Have you ever asked yourself…
Despite programs, initiatives, and reforms designed to address lagging student achievement, why are so many schools and districts underperforming? Or have you ever wondered how, despite the odds, some schools and districts are able to succeed?
For the most part, it is not for lack of effort and/or commitment but rather an all too familiar “organizational trap.” In an effort to improve student achievement, schools and districts frequently commit to implementing a “curriculum package” or well-publicized program designed to control a specific component or variable in the achievement puzzle. Too often this strategy is repeated in subsequent budget years leading to what we describe as “the Layered Cake Effect.”
Layering programs on top of one another, without considering the overall effectiveness or compatibility of each, create a sense of disjointedness. On the surface, it may appear that the district is deeply committed to academic progress or continuous improvement and may even be perceived as cutting edge. Data and research may actually yield another story.
In one particular case, we recall a district that purchased a computerized reading program that was essentially a retread of a very outdated and ineffective reading program from 20 years prior. The concept was appealing and attractive but ultimately it did not complement the district’s goal regarding student proficiency. In other cases, high profile observation programs clash with the school or district’s evaluation efforts resulting in reduced effectiveness for each.
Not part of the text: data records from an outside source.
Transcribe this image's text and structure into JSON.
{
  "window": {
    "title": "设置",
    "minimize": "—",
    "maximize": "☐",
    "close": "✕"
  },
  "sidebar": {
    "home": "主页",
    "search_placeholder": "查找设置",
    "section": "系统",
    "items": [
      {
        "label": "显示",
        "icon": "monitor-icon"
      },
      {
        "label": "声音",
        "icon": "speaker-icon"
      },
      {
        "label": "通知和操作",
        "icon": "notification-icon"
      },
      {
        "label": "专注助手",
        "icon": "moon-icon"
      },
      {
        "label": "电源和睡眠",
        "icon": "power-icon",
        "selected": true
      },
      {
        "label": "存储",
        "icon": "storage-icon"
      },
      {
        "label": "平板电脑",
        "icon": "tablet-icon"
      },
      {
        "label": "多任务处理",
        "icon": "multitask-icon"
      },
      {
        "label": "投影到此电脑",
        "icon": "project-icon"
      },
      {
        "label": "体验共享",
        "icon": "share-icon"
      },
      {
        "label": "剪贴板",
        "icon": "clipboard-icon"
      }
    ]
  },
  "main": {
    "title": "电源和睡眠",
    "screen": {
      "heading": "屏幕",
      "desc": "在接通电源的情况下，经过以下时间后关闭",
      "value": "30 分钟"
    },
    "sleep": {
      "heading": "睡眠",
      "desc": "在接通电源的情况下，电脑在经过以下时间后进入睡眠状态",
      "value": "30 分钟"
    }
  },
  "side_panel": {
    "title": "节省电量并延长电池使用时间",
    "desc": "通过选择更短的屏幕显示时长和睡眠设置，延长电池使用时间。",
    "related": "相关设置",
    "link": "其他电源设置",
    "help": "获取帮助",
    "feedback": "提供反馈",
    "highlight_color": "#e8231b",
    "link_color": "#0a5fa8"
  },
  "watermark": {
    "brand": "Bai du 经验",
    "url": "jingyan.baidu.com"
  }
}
Additional examination of the “layering process” found a pattern of inconsistency in the implementation of programs due to the failure to connect these initiatives to professional development, budgets, and instructional methodology just to name a few examples.
Our solution involves a “School System Cross Check” which examines the cohesiveness of initiatives because we believe that the subtleties of process/ programs can be the difference between success and failure.
An Organization is only as good as the effectiveness of its parts.
Vincent F. Cotter, Ed.D.
Bob Hassler, Ed.D.
Co-Founders, Exemplary Schools Organization